» Aim of the exercise
Among the entries below, how many lines hold "this"? Reply with the number only.

* * * * * * * * *

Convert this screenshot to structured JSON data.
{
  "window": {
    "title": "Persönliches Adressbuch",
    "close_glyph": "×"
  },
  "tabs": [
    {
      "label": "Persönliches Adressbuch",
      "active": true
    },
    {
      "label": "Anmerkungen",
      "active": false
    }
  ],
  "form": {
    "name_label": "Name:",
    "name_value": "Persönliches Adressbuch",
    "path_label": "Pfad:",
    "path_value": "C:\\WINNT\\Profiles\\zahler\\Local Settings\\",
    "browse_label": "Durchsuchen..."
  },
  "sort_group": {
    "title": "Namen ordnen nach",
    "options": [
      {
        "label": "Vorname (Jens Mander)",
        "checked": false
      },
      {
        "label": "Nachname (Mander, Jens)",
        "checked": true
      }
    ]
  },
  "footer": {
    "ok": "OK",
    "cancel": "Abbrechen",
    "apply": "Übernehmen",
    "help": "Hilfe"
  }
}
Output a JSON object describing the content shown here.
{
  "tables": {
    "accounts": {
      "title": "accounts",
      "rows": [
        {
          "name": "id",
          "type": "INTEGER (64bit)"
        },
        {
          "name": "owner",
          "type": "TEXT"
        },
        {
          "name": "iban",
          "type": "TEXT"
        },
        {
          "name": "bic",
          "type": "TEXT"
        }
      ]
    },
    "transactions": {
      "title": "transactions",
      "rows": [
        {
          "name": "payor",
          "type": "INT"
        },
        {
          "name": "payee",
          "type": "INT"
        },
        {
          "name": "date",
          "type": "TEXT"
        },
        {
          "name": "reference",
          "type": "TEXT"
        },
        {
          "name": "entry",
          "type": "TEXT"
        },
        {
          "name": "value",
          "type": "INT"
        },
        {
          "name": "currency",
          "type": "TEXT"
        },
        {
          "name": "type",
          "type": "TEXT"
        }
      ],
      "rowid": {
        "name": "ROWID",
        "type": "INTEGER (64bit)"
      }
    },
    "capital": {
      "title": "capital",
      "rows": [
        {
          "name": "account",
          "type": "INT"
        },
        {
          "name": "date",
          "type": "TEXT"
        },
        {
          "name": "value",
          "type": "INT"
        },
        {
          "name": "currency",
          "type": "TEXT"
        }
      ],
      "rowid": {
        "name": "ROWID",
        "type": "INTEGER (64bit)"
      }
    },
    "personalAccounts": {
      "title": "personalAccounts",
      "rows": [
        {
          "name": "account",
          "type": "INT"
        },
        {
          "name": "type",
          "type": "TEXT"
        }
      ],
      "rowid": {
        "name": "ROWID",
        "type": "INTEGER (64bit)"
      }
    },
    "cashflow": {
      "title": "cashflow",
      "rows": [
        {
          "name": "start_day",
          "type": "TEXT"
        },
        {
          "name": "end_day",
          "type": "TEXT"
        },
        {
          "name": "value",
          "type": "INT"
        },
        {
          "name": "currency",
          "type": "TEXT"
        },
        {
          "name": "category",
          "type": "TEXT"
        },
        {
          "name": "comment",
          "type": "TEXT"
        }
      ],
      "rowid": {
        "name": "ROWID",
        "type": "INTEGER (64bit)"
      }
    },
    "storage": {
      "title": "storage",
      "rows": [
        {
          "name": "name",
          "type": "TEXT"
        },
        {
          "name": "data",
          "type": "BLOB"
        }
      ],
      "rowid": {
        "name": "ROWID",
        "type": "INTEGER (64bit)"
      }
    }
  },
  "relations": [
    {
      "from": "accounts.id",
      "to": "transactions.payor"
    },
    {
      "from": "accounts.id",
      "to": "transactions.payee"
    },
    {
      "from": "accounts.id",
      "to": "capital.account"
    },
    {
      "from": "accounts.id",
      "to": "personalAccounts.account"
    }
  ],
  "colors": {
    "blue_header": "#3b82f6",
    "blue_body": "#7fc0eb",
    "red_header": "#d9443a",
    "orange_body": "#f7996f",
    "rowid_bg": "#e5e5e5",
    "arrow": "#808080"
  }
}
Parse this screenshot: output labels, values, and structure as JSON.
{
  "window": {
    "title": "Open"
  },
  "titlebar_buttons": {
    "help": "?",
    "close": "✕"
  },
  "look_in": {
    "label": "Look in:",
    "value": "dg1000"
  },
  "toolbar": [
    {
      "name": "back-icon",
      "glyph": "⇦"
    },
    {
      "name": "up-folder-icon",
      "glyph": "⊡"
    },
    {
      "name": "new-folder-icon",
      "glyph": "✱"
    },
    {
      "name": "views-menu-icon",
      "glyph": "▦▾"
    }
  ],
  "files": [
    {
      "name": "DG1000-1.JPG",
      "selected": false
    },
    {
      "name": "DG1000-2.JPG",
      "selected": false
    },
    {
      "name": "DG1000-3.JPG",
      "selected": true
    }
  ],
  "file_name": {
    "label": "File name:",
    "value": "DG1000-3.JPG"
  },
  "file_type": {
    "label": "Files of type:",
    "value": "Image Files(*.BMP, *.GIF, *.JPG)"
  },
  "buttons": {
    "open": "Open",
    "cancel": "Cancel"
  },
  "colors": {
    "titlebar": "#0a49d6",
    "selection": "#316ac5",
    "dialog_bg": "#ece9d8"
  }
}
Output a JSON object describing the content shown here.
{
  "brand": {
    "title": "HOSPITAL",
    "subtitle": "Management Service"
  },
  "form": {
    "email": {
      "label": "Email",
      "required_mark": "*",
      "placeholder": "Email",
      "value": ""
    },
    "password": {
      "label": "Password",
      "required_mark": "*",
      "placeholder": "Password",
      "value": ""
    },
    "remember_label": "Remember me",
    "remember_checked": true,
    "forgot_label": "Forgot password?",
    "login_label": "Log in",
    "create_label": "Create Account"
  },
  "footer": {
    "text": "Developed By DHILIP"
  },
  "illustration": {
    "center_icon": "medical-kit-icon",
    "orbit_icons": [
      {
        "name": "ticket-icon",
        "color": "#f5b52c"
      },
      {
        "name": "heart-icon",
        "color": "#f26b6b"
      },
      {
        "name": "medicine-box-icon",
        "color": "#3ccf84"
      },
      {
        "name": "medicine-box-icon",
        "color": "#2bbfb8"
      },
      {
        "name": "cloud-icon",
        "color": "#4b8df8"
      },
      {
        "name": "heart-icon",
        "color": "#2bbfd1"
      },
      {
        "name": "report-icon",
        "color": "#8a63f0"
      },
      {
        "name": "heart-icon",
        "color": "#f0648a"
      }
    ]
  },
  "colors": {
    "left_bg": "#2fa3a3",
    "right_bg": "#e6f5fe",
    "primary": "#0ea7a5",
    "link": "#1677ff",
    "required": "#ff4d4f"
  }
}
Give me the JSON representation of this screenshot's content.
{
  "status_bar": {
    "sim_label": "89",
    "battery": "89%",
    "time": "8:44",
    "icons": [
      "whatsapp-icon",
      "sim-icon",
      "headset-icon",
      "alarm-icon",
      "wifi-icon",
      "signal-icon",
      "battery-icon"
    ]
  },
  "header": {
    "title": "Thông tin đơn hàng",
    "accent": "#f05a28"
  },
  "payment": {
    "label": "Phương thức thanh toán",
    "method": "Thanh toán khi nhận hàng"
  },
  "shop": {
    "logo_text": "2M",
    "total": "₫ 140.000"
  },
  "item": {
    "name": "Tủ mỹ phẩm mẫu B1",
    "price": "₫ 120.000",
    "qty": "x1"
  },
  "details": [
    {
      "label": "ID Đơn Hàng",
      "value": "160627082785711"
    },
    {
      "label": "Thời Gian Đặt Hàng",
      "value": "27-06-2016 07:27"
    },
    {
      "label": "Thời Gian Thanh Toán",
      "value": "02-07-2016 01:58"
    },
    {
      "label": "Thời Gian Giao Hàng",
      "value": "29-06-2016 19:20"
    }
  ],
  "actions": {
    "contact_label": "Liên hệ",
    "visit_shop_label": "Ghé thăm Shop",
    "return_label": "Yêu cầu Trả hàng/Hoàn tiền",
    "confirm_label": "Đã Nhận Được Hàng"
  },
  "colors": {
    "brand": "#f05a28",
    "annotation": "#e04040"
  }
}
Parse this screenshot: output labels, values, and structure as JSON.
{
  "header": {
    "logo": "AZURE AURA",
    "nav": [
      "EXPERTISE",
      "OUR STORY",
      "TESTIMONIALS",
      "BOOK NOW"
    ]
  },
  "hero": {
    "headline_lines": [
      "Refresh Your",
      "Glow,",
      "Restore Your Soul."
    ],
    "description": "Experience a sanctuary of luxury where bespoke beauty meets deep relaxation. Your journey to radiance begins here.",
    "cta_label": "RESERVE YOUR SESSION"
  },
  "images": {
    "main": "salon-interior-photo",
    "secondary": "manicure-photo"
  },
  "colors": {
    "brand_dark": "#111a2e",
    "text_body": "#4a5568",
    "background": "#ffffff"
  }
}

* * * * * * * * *

» Written response
4